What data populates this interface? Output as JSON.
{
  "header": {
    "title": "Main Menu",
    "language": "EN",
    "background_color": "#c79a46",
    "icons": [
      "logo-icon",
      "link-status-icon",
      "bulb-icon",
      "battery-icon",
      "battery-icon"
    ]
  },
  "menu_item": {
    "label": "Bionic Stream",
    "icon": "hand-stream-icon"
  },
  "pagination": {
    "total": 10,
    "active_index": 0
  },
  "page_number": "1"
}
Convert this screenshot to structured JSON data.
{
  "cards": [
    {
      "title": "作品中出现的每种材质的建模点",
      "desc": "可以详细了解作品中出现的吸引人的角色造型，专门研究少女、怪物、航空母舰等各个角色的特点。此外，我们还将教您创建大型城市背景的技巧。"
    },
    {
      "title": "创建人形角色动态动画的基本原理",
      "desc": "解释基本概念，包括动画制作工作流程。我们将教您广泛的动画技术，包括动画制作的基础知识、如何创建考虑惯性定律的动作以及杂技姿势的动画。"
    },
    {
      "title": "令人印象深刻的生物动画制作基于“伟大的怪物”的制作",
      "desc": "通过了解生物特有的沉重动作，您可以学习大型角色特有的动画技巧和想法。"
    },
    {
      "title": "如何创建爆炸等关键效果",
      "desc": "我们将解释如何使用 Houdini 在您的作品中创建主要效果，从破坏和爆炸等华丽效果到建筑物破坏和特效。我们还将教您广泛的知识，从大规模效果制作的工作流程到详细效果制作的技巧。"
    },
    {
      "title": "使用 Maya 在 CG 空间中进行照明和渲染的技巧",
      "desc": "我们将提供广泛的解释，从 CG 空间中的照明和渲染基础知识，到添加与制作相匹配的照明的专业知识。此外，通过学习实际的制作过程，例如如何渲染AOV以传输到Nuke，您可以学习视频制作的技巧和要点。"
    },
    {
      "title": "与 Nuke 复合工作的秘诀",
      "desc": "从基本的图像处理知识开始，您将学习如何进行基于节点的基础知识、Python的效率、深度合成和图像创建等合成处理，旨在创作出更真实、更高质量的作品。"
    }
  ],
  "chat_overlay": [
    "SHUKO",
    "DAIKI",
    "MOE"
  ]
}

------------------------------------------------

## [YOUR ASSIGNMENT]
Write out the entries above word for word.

## [ANSWER FOR THE TASK]
What data populates this interface? Output as JSON.
{
  "header": {
    "title": "Main Menu",
    "language": "EN",
    "background_color": "#c79a46",
    "icons": [
      "logo-icon",
      "link-status-icon",
      "bulb-icon",
      "battery-icon",
      "battery-icon"
    ]
  },
  "menu_item": {
    "label": "Bionic Stream",
    "icon": "hand-stream-icon"
  },
  "pagination": {
    "total": 10,
    "active_index": 0
  },
  "page_number": "1"
}
Convert this screenshot to structured JSON data.
{
  "cards": [
    {
      "title": "作品中出现的每种材质的建模点",
      "desc": "可以详细了解作品中出现的吸引人的角色造型，专门研究少女、怪物、航空母舰等各个角色的特点。此外，我们还将教您创建大型城市背景的技巧。"
    },
    {
      "title": "创建人形角色动态动画的基本原理",
      "desc": "解释基本概念，包括动画制作工作流程。我们将教您广泛的动画技术，包括动画制作的基础知识、如何创建考虑惯性定律的动作以及杂技姿势的动画。"
    },
    {
      "title": "令人印象深刻的生物动画制作基于“伟大的怪物”的制作",
      "desc": "通过了解生物特有的沉重动作，您可以学习大型角色特有的动画技巧和想法。"
    },
    {
      "title": "如何创建爆炸等关键效果",
      "desc": "我们将解释如何使用 Houdini 在您的作品中创建主要效果，从破坏和爆炸等华丽效果到建筑物破坏和特效。我们还将教您广泛的知识，从大规模效果制作的工作流程到详细效果制作的技巧。"
    },
    {
      "title": "使用 Maya 在 CG 空间中进行照明和渲染的技巧",
      "desc": "我们将提供广泛的解释，从 CG 空间中的照明和渲染基础知识，到添加与制作相匹配的照明的专业知识。此外，通过学习实际的制作过程，例如如何渲染AOV以传输到Nuke，您可以学习视频制作的技巧和要点。"
    },
    {
      "title": "与 Nuke 复合工作的秘诀",
      "desc": "从基本的图像处理知识开始，您将学习如何进行基于节点的基础知识、Python的效率、深度合成和图像创建等合成处理，旨在创作出更真实、更高质量的作品。"
    }
  ],
  "chat_overlay": [
    "SHUKO",
    "DAIKI",
    "MOE"
  ]
}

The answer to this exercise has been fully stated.